Friday, July 2, 2010

Mississippi River Water Resource News for the Week

Gulf of Mexico 2010 Dead Zone Prediction
A report released this week based on the Federally-funded work of the Louisiana Universities Marine Consortium in Cocodrie (LUMCON) and Louisiana State University indicates that this year's Gulf of Mexico hypoxic (or "dead") zone will be among the largest recorded, on the order of 6,500 to 7,800 square miles (or about the size of New Jersey). However, the BP Deepwater Horizon oil spill's effect on this year's dead zone is largely unknown (news article here), according to Nancy Rabalais, director of LUMCON. University of Michigan ecologist Donald Scavia says the BP spill could make the dead zone larger because microbes use oxygen when consuming oil. But the effect could be offset if the oil limits algae growth to begin with (see a news article on the impacts of the oil spill on the dead zone here).

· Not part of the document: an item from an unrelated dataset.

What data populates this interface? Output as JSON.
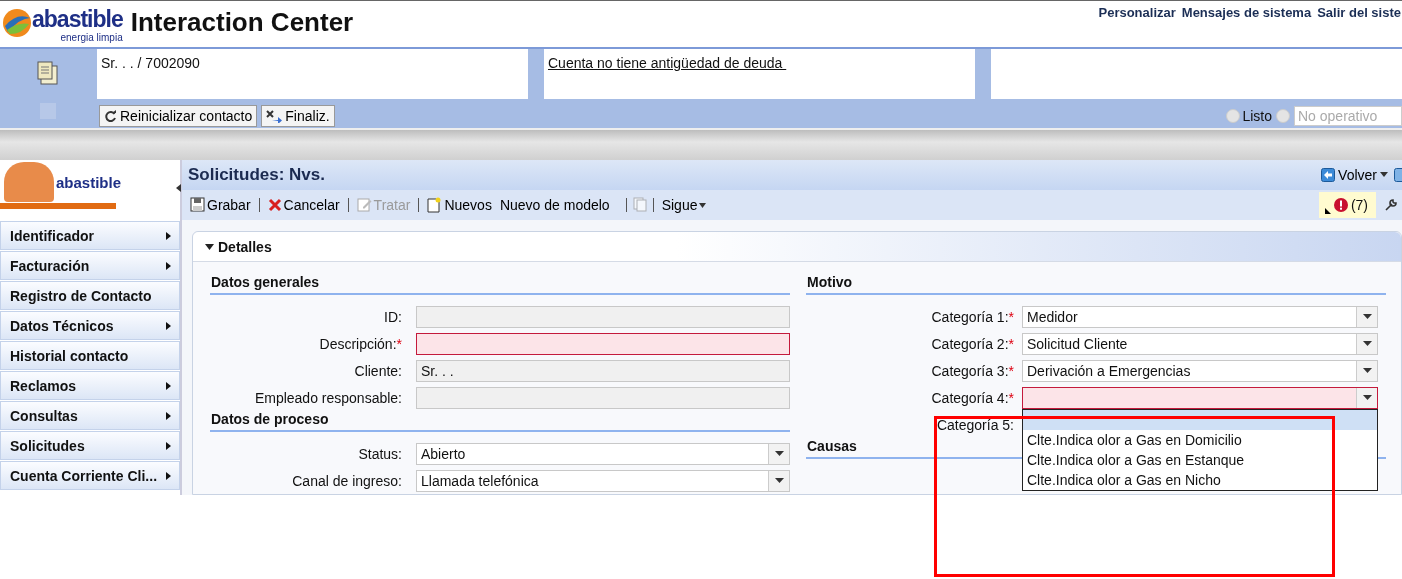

The Gulf of Mexico dead zone is largely attributable to oxygen depletion caused by annual massive algal die-offs and decomposition. The increased algal growth has been linked to excessive nutrients entering the Gulf of Mexico from the Mississippi River system. Most of those nutrients originate from farming practices upstream within the watershed (see a National Academies report on the hypoxic zone and nutrient runoff here).

House Fiscal Year 2011 Agriculture Appropriations Activity
Agricultural conservation funding remained intact following an evening vote this past Wednesday in the House Agriculture Appropriations Subcommittee, approving the House agriculture fiscal year 2011 spending bill. The Subcommittee unanimously approved the bill Wednesday night after hours of debate over proposed Republican amendments, all of which were rejected. The bill keeps intact major spending boosts for energy and conservation that Congress set two years ago, and rejects cuts to those programs that the White House proposed in its fiscal year 2011 budget. Democratic leaders said the future of the agriculture appropriations bill is uncertain given the current gridlock over the budget, which has put the annual appropriations process well behind schedule. Read the full New York Times story here.

National Academies' Report on Farming Sustainability Released
A National Academies’ National Research Council report concludes that American farmers are producing more food than ever, but that agricultural research is too focused on increasing production and needs to do much better at considering the consequences of farming such as water and air pollution. The report, "Toward Sustainable Agricultural Systems in the 21st Century," assesses the scientific evidence for the strengths and weaknesses of different production, marketing, and policy approaches for improving agricultural sustainability and reducing the costs and unintended consequences of agricultural production. (The full report is available to view and download as a PDF file here, and you can read an AP article summarizing the report findings here.

Notable @UpperMiss tweets for the week:
  • Senate EPW Committee approves series of measures to protect great water bodies across US
  • Statements from today's House subcommittee hearing to review USDA administration & delivery of conservation programs
  • Ag Secretary Vilsack suggests Congress make it a goal to add 100,000 new farmers
  • Minnesota = "The Land of 1,000 Impaired Lakes"
  • Pump failure in St. Louis potentially caused millions of gallons of untreated sewage to flow into Mississippi R
  • EPA releases final decision on MO's 2008 impaired waters list; delists 4 water bodies & restores 15
  • EPA approves IA DNR designated use changes for 64 water bodies & disapproves changes for 93
  • Invitations open to submit session proposal for August 2011 National Conference on Ecosystem Restoration, Baltimore
  • WI efforts to establish flock of whooping cranes meet with some success around Necedah National Wildlife Refuge
  • Black bears regain foothold in Wisconsin after 100-year absence
  • Minnesota River Watershed Alliance: July 2010 Meeting Invitation
  • June is 2nd wettest on record for IL; results in high IL & MS River levels
  • MPCA beginning 3rd year of 10-yr effort to assess river, stream & lake conditions in MN
  • "Healthy Rivers, Healthy Cities" blog on U of MN's River Talk site
  • Gulf oil spill could threaten Wisconsin loon population this fall
  • Ag Sec. Vilsack: cuts could be made to environmental quality incentives program to pay for child nutrition programs
  • Missourians asked to celebrate freedom from invasive species for Independence Day
  • New report is first to quantify payments for watershed services & water quality trading programs
  • MN Pollution Control Agency Citizens Board agrees to cut turbidity H2O quality standards in half
  • Link to the "America's Inner Coastal Summit" Facebook page re: Mississippi River watershed issues:
  • MN waters & fish may never meet mercury reduction goals
  • EDF’s July 2 issue of Delta Dispatches with the Latest News on Efforts to Restore Coastal LA now on-line
  • Drought takes its toll on WI natural resources
  • MN removes two lakes off the (invasive) infested waters list
  • Sixteen states begin dishwasher detergent phosphate ban today

No comments:

Post a Comment